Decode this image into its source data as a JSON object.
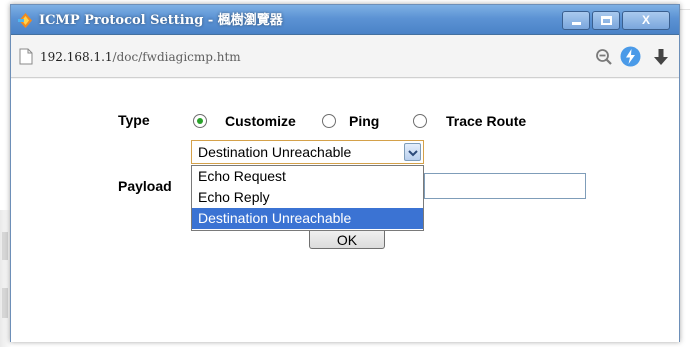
{
  "window": {
    "title": "ICMP Protocol Setting - 楓樹瀏覽器",
    "controls": {
      "close": "X"
    }
  },
  "address": {
    "host": "192.168.1.1",
    "path": "/doc/fwdiagicmp.htm"
  },
  "form": {
    "type_label": "Type",
    "type_options": [
      {
        "label": "Customize",
        "checked": true
      },
      {
        "label": "Ping",
        "checked": false
      },
      {
        "label": "Trace Route",
        "checked": false
      }
    ],
    "select": {
      "value": "Destination Unreachable",
      "options": [
        "Echo Request",
        "Echo Reply",
        "Destination Unreachable"
      ],
      "highlighted": "Destination Unreachable"
    },
    "payload_label": "Payload",
    "payload_value": "",
    "ok_label": "OK"
  },
  "colors": {
    "titlebar": "#5c93d4",
    "selection": "#3b73d3",
    "radio_checked": "#2aa12a",
    "select_border": "#d4a14a"
  },
  "icons": {
    "app": "maple-browser-icon",
    "page": "page-icon",
    "zoom": "zoom-out-icon",
    "speed": "lightning-icon",
    "download": "download-arrow-icon",
    "select_arrow": "chevron-down-icon"
  }
}
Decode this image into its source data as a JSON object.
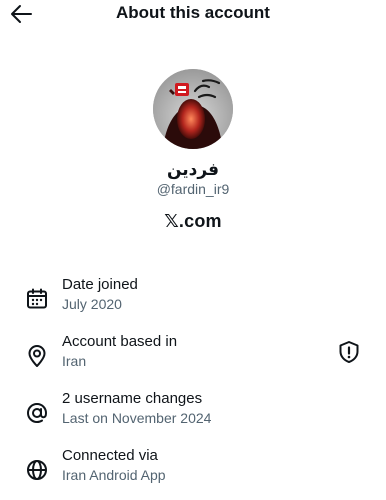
{
  "header": {
    "title": "About this account",
    "back_icon": "arrow-left-icon"
  },
  "profile": {
    "display_name": "فردین",
    "handle": "@fardin_ir9",
    "domain": "𝕏.com",
    "avatar_icon": "profile-avatar",
    "avatar_text": "تا ابد پرسپولیس"
  },
  "details": [
    {
      "icon": "calendar-icon",
      "label": "Date joined",
      "value": "July 2020"
    },
    {
      "icon": "location-pin-icon",
      "label": "Account based in",
      "value": "Iran"
    },
    {
      "icon": "at-sign-icon",
      "label": "2 username changes",
      "value": "Last on November 2024"
    },
    {
      "icon": "globe-icon",
      "label": "Connected via",
      "value": "Iran Android App"
    }
  ],
  "colors": {
    "text": "#0f1419",
    "muted": "#536471",
    "background": "#ffffff",
    "logo_red": "#d0191f"
  }
}
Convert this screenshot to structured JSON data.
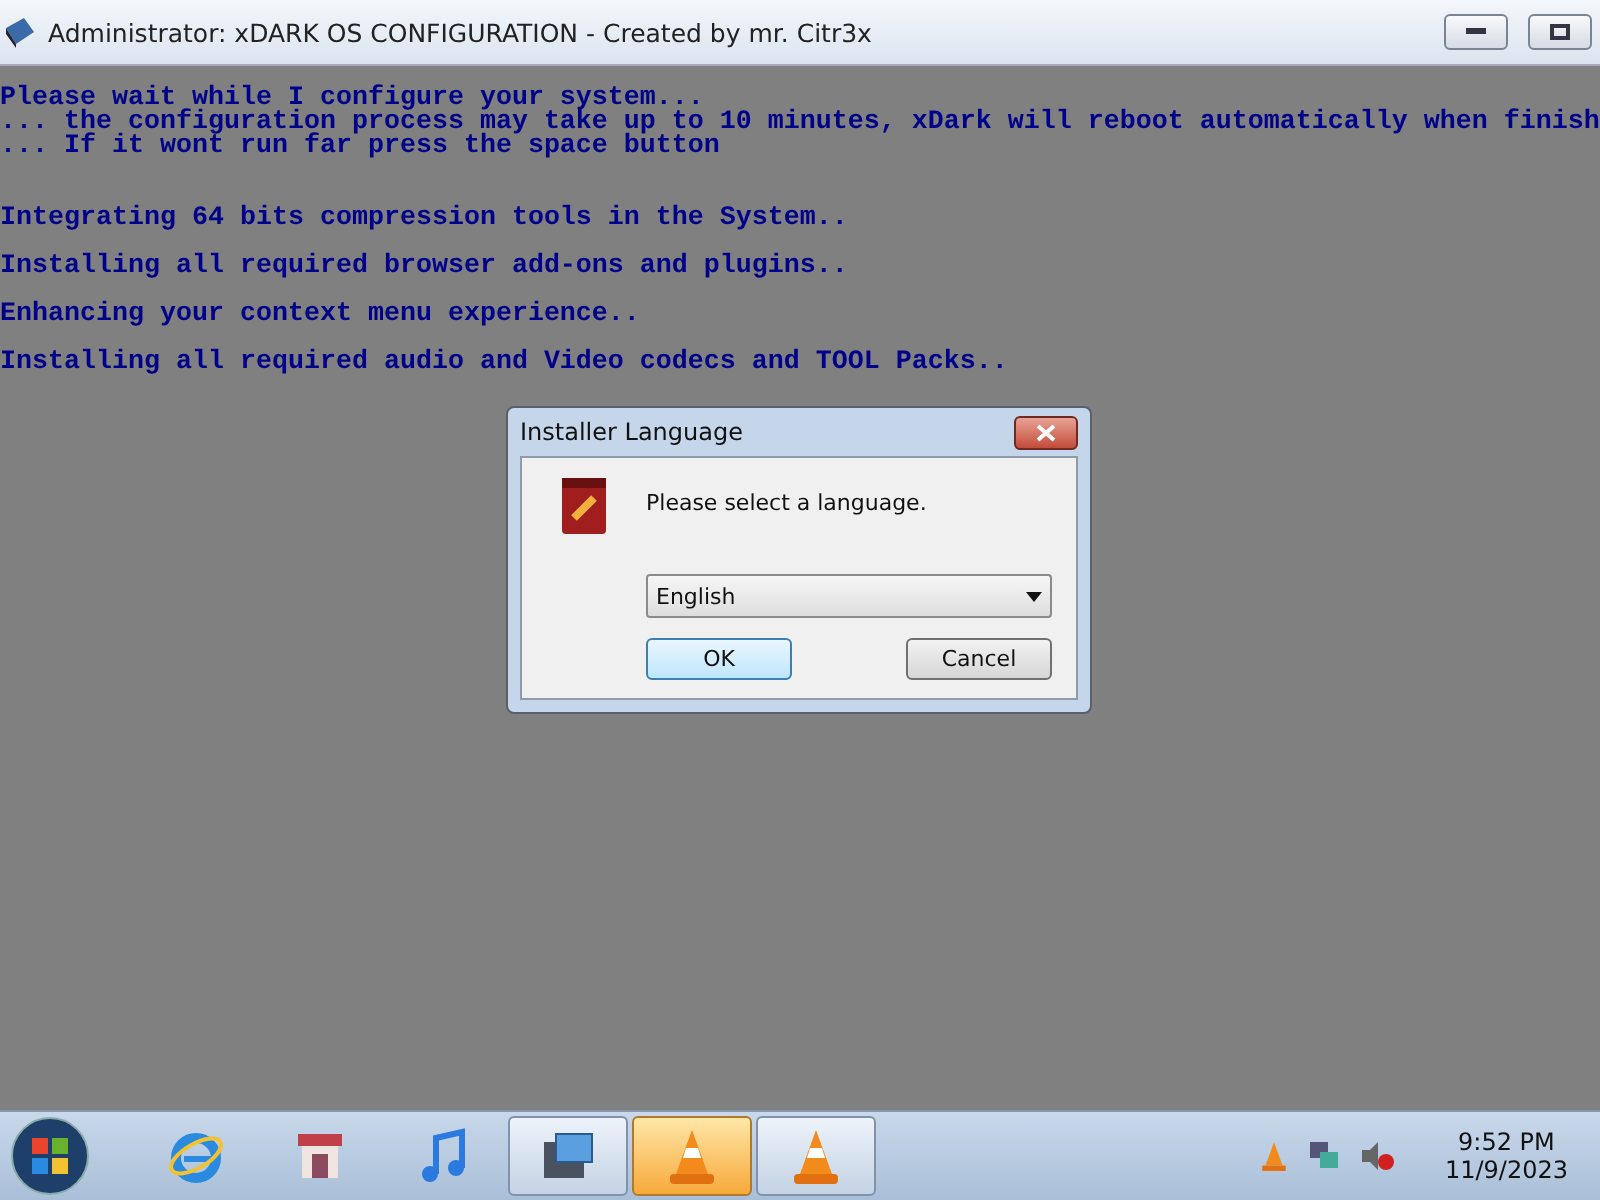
{
  "window": {
    "title": "Administrator:  xDARK OS CONFIGURATION - Created by mr. Citr3x"
  },
  "console": {
    "intro": [
      "Please wait while I configure your system...",
      "... the configuration process may take up to 10 minutes, xDark will reboot automatically when finish",
      "... If it wont run far press the space button"
    ],
    "steps": [
      "Integrating 64 bits compression tools in the System..",
      "Installing all required browser add-ons and plugins..",
      "Enhancing your context menu experience..",
      "Installing all required audio and Video codecs and TOOL Packs.."
    ]
  },
  "dialog": {
    "title": "Installer Language",
    "message": "Please select a language.",
    "language": "English",
    "buttons": [
      {
        "label": "OK",
        "default": true
      },
      {
        "label": "Cancel",
        "default": false
      }
    ]
  },
  "taskbar": {
    "items": [
      {
        "kind": "browser",
        "running": false,
        "selected": false
      },
      {
        "kind": "store",
        "running": false,
        "selected": false
      },
      {
        "kind": "music",
        "running": false,
        "selected": false
      },
      {
        "kind": "console",
        "running": true,
        "selected": false
      },
      {
        "kind": "cone",
        "running": true,
        "selected": true
      },
      {
        "kind": "cone",
        "running": true,
        "selected": false
      }
    ],
    "time": "9:52 PM",
    "date": "11/9/2023"
  }
}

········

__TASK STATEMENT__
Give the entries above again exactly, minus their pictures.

__THE ANSWER__
Decode this image into its source data as a JSON object.
{
  "window": {
    "title": "ICMP Protocol Setting - 楓樹瀏覽器",
    "controls": {
      "close": "X"
    }
  },
  "address": {
    "host": "192.168.1.1",
    "path": "/doc/fwdiagicmp.htm"
  },
  "form": {
    "type_label": "Type",
    "type_options": [
      {
        "label": "Customize",
        "checked": true
      },
      {
        "label": "Ping",
        "checked": false
      },
      {
        "label": "Trace Route",
        "checked": false
      }
    ],
    "select": {
      "value": "Destination Unreachable",
      "options": [
        "Echo Request",
        "Echo Reply",
        "Destination Unreachable"
      ],
      "highlighted": "Destination Unreachable"
    },
    "payload_label": "Payload",
    "payload_value": "",
    "ok_label": "OK"
  },
  "colors": {
    "titlebar": "#5c93d4",
    "selection": "#3b73d3",
    "radio_checked": "#2aa12a",
    "select_border": "#d4a14a"
  },
  "icons": {
    "app": "maple-browser-icon",
    "page": "page-icon",
    "zoom": "zoom-out-icon",
    "speed": "lightning-icon",
    "download": "download-arrow-icon",
    "select_arrow": "chevron-down-icon"
  }
}
Decode this image into its source data as a JSON object.
{
  "header": {
    "title": "About this account",
    "back_icon": "arrow-left-icon"
  },
  "profile": {
    "display_name": "فردین",
    "handle": "@fardin_ir9",
    "domain": "𝕏.com",
    "avatar_icon": "profile-avatar",
    "avatar_text": "تا ابد پرسپولیس"
  },
  "details": [
    {
      "icon": "calendar-icon",
      "label": "Date joined",
      "value": "July 2020"
    },
    {
      "icon": "location-pin-icon",
      "label": "Account based in",
      "value": "Iran"
    },
    {
      "icon": "at-sign-icon",
      "label": "2 username changes",
      "value": "Last on November 2024"
    },
    {
      "icon": "globe-icon",
      "label": "Connected via",
      "value": "Iran Android App"
    }
  ],
  "colors": {
    "text": "#0f1419",
    "muted": "#536471",
    "background": "#ffffff",
    "logo_red": "#d0191f"
  }
}
Convert this screenshot to structured JSON data.
{
  "window": {
    "title": "Administrator:  xDARK OS CONFIGURATION - Created by mr. Citr3x"
  },
  "console": {
    "intro": [
      "Please wait while I configure your system...",
      "... the configuration process may take up to 10 minutes, xDark will reboot automatically when finish",
      "... If it wont run far press the space button"
    ],
    "steps": [
      "Integrating 64 bits compression tools in the System..",
      "Installing all required browser add-ons and plugins..",
      "Enhancing your context menu experience..",
      "Installing all required audio and Video codecs and TOOL Packs.."
    ]
  },
  "dialog": {
    "title": "Installer Language",
    "message": "Please select a language.",
    "language": "English",
    "buttons": [
      {
        "label": "OK",
        "default": true
      },
      {
        "label": "Cancel",
        "default": false
      }
    ]
  },
  "taskbar": {
    "items": [
      {
        "kind": "browser",
        "running": false,
        "selected": false
      },
      {
        "kind": "store",
        "running": false,
        "selected": false
      },
      {
        "kind": "music",
        "running": false,
        "selected": false
      },
      {
        "kind": "console",
        "running": true,
        "selected": false
      },
      {
        "kind": "cone",
        "running": true,
        "selected": true
      },
      {
        "kind": "cone",
        "running": true,
        "selected": false
      }
    ],
    "time": "9:52 PM",
    "date": "11/9/2023"
  }
}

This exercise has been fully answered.